Data about app and page elements:

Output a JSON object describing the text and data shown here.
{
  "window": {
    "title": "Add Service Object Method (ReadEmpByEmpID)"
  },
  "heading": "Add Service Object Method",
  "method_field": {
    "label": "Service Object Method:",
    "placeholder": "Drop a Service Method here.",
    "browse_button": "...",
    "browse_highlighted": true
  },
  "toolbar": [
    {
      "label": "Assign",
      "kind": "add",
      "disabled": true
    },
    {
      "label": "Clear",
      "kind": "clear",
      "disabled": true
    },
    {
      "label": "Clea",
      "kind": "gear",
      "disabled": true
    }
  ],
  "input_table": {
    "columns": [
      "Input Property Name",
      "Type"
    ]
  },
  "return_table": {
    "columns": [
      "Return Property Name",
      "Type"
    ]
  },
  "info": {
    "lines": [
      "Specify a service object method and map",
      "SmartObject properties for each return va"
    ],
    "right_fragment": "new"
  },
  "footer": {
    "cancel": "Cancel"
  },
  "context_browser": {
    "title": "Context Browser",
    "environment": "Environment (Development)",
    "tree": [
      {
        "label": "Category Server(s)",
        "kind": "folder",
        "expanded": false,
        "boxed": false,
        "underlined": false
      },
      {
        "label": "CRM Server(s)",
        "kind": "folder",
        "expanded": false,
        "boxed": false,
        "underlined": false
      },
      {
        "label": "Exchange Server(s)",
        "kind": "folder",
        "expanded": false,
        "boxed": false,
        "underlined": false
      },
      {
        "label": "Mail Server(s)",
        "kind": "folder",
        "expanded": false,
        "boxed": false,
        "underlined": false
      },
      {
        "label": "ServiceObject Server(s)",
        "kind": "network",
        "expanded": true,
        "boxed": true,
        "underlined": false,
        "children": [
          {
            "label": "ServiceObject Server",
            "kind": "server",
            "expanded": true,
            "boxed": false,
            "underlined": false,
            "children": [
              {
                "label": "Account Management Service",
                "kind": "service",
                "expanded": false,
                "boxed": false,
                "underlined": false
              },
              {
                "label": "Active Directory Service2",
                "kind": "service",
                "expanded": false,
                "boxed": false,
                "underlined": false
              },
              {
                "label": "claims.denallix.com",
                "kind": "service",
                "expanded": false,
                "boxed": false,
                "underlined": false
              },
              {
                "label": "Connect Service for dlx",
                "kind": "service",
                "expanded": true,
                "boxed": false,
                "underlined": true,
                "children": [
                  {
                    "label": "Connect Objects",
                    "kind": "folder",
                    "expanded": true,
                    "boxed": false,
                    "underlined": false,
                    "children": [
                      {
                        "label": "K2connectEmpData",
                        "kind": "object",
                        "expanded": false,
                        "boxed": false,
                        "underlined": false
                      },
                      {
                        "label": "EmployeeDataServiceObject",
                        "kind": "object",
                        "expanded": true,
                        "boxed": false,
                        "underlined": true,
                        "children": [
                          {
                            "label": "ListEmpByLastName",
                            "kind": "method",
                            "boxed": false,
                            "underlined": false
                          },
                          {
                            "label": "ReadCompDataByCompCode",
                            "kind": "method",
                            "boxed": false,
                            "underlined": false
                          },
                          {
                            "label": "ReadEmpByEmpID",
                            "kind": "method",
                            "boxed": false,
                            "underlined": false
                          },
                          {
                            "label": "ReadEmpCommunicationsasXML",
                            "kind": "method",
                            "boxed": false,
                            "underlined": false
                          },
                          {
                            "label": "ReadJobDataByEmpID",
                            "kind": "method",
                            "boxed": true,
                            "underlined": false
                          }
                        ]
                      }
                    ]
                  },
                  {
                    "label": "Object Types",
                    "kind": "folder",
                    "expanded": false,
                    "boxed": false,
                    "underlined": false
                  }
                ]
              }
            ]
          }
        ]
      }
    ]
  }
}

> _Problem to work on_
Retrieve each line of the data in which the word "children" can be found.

> _Exercise answer_
        "children": [
            "children": [
                "children": [
                    "children": [
                        "children": [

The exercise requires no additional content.